Provided information START

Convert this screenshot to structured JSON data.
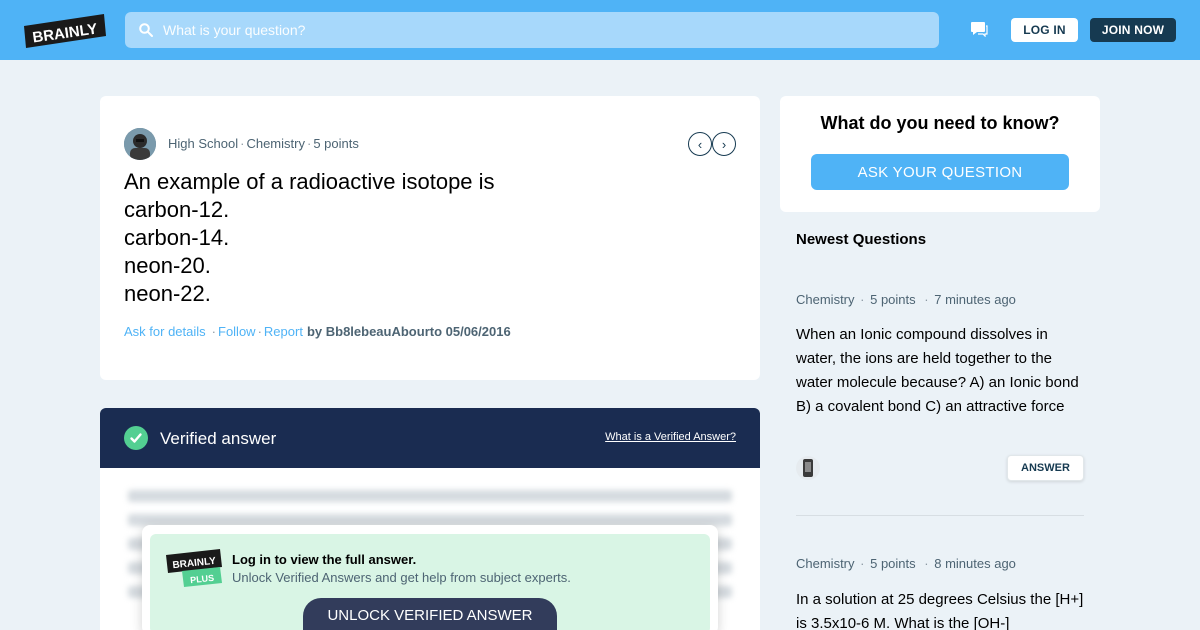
{
  "header": {
    "logo_text": "BRAINLY",
    "search_placeholder": "What is your question?",
    "login_label": "LOG IN",
    "join_label": "JOIN NOW"
  },
  "question": {
    "grade": "High School",
    "subject": "Chemistry",
    "points": "5 points",
    "lines": [
      "An example of a radioactive isotope is",
      "carbon-12.",
      "carbon-14.",
      "neon-20.",
      "neon-22."
    ],
    "ask_details": "Ask for details",
    "follow": "Follow",
    "report": "Report",
    "by_line": "by Bb8lebeauAbourto 05/06/2016"
  },
  "answer": {
    "verified_title": "Verified answer",
    "verified_link": "What is a Verified Answer?",
    "login_title": "Log in to view the full answer.",
    "login_subtitle": "Unlock Verified Answers and get help from subject experts.",
    "unlock_label": "UNLOCK VERIFIED ANSWER",
    "plus_logo_top": "BRAINLY",
    "plus_logo_bottom": "PLUS"
  },
  "sidebar": {
    "ask_title": "What do you need to know?",
    "ask_button": "ASK YOUR QUESTION",
    "newest_title": "Newest Questions",
    "questions": [
      {
        "subject": "Chemistry",
        "points": "5 points",
        "time": "7 minutes ago",
        "text": "When an Ionic compound dissolves in water, the ions are held together to the water molecule because? A) an Ionic bond B) a covalent bond C) an attractive force",
        "answer_label": "ANSWER"
      },
      {
        "subject": "Chemistry",
        "points": "5 points",
        "time": "8 minutes ago",
        "text": "In a solution at 25 degrees Celsius the [H+] is 3.5x10-6 M. What is the [OH-]"
      }
    ]
  },
  "colors": {
    "brand_blue": "#4fb3f6",
    "navy": "#163a51",
    "verified_header": "#1a2c51",
    "verified_green": "#53cf92",
    "unlock_bg": "#d9f5e5",
    "unlock_button": "#323c5b"
  },
  "icons": [
    "search-icon",
    "chat-icon",
    "chevron-left-icon",
    "chevron-right-icon",
    "check-icon"
  ]
}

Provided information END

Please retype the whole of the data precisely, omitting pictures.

Convert this screenshot to structured JSON data.
{
  "header": {
    "logo_text": "BRAINLY",
    "search_placeholder": "What is your question?",
    "login_label": "LOG IN",
    "join_label": "JOIN NOW"
  },
  "question": {
    "grade": "High School",
    "subject": "Chemistry",
    "points": "5 points",
    "lines": [
      "An example of a radioactive isotope is",
      "carbon-12.",
      "carbon-14.",
      "neon-20.",
      "neon-22."
    ],
    "ask_details": "Ask for details",
    "follow": "Follow",
    "report": "Report",
    "by_line": "by Bb8lebeauAbourto 05/06/2016"
  },
  "answer": {
    "verified_title": "Verified answer",
    "verified_link": "What is a Verified Answer?",
    "login_title": "Log in to view the full answer.",
    "login_subtitle": "Unlock Verified Answers and get help from subject experts.",
    "unlock_label": "UNLOCK VERIFIED ANSWER",
    "plus_logo_top": "BRAINLY",
    "plus_logo_bottom": "PLUS"
  },
  "sidebar": {
    "ask_title": "What do you need to know?",
    "ask_button": "ASK YOUR QUESTION",
    "newest_title": "Newest Questions",
    "questions": [
      {
        "subject": "Chemistry",
        "points": "5 points",
        "time": "7 minutes ago",
        "text": "When an Ionic compound dissolves in water, the ions are held together to the water molecule because? A) an Ionic bond B) a covalent bond C) an attractive force",
        "answer_label": "ANSWER"
      },
      {
        "subject": "Chemistry",
        "points": "5 points",
        "time": "8 minutes ago",
        "text": "In a solution at 25 degrees Celsius the [H+] is 3.5x10-6 M. What is the [OH-]"
      }
    ]
  },
  "colors": {
    "brand_blue": "#4fb3f6",
    "navy": "#163a51",
    "verified_header": "#1a2c51",
    "verified_green": "#53cf92",
    "unlock_bg": "#d9f5e5",
    "unlock_button": "#323c5b"
  },
  "icons": [
    "search-icon",
    "chat-icon",
    "chevron-left-icon",
    "chevron-right-icon",
    "check-icon"
  ]
}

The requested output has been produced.